ABOUT THIS TASK >> Take every line containing "icon" out of the records.

---------- ENTRIES PROVIDED ----------

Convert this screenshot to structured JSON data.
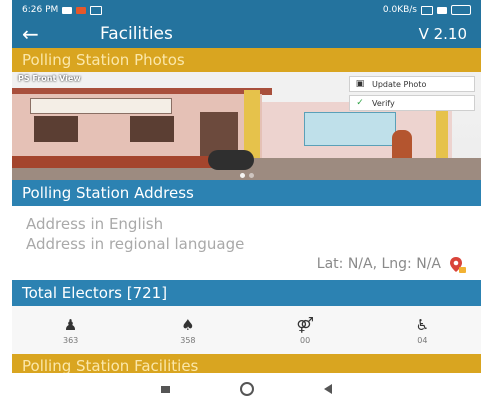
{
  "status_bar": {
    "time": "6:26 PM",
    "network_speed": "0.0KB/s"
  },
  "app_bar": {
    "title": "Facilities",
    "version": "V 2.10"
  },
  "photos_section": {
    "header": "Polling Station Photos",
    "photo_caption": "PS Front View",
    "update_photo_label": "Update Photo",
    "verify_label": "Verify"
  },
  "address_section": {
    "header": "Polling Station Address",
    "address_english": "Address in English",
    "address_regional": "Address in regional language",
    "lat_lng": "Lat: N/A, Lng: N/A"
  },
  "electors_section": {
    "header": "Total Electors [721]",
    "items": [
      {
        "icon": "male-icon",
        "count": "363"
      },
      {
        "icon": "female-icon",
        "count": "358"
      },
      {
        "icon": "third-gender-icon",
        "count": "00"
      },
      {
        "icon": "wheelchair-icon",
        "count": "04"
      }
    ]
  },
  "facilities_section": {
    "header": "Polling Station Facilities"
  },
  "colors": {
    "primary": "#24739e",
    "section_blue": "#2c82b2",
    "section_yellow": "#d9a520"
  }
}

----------
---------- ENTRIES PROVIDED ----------

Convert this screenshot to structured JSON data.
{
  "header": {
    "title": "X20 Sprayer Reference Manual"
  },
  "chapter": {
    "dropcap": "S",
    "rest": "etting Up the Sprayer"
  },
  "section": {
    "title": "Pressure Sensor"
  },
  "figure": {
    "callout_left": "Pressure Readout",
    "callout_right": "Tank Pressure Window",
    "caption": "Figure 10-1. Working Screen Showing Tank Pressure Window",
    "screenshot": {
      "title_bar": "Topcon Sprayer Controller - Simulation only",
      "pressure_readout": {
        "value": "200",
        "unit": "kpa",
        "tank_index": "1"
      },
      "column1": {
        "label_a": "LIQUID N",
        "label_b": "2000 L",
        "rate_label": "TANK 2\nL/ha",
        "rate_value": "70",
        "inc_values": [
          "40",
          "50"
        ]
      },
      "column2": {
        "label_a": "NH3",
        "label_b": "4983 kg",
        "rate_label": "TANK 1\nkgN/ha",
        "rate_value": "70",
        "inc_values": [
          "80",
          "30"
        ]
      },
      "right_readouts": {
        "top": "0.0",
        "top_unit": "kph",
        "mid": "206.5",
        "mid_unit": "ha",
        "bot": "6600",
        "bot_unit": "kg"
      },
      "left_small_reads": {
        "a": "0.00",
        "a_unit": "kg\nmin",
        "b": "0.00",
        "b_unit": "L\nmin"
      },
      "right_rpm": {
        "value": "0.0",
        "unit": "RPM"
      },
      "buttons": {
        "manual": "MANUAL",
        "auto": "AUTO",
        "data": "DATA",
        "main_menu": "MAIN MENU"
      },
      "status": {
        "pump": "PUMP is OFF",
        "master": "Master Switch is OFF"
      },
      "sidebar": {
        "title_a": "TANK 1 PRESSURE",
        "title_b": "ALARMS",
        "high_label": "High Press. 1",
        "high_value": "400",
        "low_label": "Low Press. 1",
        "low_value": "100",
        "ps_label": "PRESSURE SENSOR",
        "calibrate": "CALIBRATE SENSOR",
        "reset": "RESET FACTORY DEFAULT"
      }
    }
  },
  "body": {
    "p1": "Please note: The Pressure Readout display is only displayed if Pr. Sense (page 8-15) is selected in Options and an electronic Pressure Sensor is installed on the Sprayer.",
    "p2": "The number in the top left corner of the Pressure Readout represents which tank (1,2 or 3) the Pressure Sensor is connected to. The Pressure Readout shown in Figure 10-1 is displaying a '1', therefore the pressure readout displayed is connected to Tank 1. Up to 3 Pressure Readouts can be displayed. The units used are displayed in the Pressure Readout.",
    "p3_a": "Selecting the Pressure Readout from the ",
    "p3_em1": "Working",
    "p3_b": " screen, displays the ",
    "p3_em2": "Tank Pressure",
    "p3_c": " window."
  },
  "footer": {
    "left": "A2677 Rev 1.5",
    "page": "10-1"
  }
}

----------
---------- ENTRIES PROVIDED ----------

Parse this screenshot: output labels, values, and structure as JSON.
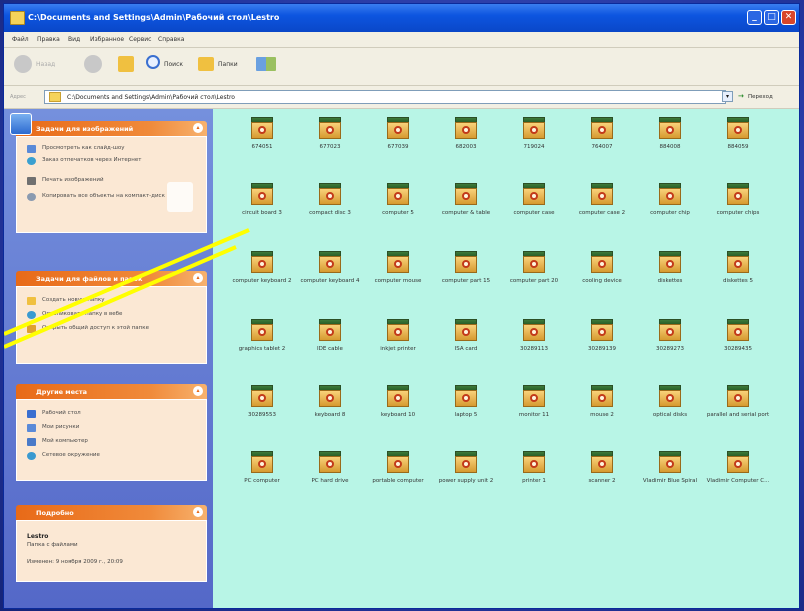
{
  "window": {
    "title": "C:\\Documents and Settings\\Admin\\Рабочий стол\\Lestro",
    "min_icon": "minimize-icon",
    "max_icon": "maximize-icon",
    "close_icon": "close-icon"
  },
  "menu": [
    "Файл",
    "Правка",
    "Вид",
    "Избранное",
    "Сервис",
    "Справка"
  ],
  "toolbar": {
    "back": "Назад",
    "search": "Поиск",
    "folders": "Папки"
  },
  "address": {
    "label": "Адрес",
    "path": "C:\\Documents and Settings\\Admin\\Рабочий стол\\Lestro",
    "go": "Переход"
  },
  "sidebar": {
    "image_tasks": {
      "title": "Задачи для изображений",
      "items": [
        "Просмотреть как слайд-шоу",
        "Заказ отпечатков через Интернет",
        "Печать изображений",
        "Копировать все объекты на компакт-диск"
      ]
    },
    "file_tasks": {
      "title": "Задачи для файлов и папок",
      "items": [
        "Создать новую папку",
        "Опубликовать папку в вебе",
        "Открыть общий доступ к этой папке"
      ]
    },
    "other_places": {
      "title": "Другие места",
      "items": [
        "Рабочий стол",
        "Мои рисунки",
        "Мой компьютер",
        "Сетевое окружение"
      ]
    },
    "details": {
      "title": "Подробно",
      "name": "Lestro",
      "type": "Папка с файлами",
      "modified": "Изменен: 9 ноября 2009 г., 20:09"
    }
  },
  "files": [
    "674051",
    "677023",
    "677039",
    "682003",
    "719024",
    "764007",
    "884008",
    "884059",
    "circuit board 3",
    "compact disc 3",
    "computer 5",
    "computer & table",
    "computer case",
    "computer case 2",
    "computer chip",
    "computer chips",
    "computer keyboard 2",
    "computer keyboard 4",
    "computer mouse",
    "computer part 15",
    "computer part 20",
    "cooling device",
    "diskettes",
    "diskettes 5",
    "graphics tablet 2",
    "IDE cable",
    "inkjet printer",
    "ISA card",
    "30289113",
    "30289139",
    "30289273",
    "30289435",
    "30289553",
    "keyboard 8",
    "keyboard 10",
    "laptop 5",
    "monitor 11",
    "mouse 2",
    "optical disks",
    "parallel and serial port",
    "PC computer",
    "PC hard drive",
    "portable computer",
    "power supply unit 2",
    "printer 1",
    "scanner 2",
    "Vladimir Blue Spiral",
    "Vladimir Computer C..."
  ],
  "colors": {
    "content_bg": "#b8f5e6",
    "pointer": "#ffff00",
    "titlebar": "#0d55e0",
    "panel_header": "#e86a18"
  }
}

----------

TASK SOLUTION >>
        "icon": "male-icon",
        "icon": "female-icon",
        "icon": "third-gender-icon",
        "icon": "wheelchair-icon",
    "min_icon": "minimize-icon",
    "max_icon": "maximize-icon",
    "close_icon": "close-icon"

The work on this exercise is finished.